Local History: Religious History

Some of White Plains' longest standing buildings are religious institutions of one kind or another. The Presbyterian Church on North Broadway was built in 1824, but the congregation was established in the early 18th century. Our Lady of Mt Carmel on Lexington Avenue is a reminder of pre-urban renewal White Plains. The Silver Lake Preserve contains ruins of the ancestor of today's Mount Hope AME Zion Church. The quiet history of these architectural sites is complemented by pictures and documents from the White Plains Collection. Below are a few representative items pulled from the collection. Current members of congregations are encouraged to conduct research at the library or donate materials for inclusion in the collection. The image in the upper left is the laying of the cornerstone for the First Baptist Church of White Plains in 1925 at the corner of Maple and Mamaroneck Avenue.


“Lamentation of Zion in Port Chester,” from the New-York Mirror, 1837


Program from the 50th Anniversary of the Valhalla Methodist Church, 1961


From The Hebrew Institute's 50th Anniversary Publication, 1965

















From “The White Plains Presbyterian Church,” 1922


Directory of Churches and Synagogues in White Plains, 1961 (1)


Directory of Churches and Synagogues in White Plains, 1961 (2)










Group portraits from 1919, 1920 and 1921 of the Hi-Y bible classes. There were 25 members in 1919, 115 members in 1920 and 150 members in 1921. Hi-Y was a YMCA program for high school age boys.


Grace Church and Parsonage, Main Street photographed by William P. Maynard in December 1865. Church still stands, but the parsonage was demolished.
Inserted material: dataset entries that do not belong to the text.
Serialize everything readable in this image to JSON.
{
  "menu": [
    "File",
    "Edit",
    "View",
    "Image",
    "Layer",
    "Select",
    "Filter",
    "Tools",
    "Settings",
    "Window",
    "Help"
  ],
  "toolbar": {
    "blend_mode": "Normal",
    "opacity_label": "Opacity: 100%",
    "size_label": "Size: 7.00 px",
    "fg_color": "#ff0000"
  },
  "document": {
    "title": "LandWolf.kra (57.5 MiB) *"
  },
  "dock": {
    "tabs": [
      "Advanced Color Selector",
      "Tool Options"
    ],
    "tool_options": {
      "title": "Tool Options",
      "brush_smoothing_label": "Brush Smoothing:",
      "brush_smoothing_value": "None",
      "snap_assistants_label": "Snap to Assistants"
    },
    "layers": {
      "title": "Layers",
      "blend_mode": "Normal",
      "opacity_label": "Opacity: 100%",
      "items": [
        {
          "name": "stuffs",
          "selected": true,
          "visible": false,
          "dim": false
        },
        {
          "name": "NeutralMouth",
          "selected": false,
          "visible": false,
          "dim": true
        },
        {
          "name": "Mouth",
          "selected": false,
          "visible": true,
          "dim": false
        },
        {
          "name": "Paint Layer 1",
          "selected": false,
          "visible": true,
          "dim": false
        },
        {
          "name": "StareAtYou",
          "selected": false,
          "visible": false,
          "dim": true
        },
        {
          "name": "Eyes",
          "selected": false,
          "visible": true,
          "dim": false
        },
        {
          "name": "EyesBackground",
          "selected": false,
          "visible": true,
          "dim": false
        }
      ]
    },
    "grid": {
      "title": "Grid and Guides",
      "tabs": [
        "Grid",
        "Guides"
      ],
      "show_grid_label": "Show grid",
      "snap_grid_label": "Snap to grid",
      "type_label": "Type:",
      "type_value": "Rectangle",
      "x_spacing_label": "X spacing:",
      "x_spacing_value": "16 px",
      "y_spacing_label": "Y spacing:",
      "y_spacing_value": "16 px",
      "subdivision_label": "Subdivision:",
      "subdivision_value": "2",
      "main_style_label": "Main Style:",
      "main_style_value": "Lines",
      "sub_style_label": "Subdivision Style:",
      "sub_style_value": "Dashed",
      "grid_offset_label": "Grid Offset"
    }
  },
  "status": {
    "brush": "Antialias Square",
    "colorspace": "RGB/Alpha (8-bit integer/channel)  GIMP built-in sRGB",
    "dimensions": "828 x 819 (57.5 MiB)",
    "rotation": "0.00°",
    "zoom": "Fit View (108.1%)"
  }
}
Clipping from The Daily Reporter, Article on History of Jews in White Plains, c.1950

Categories: Local History.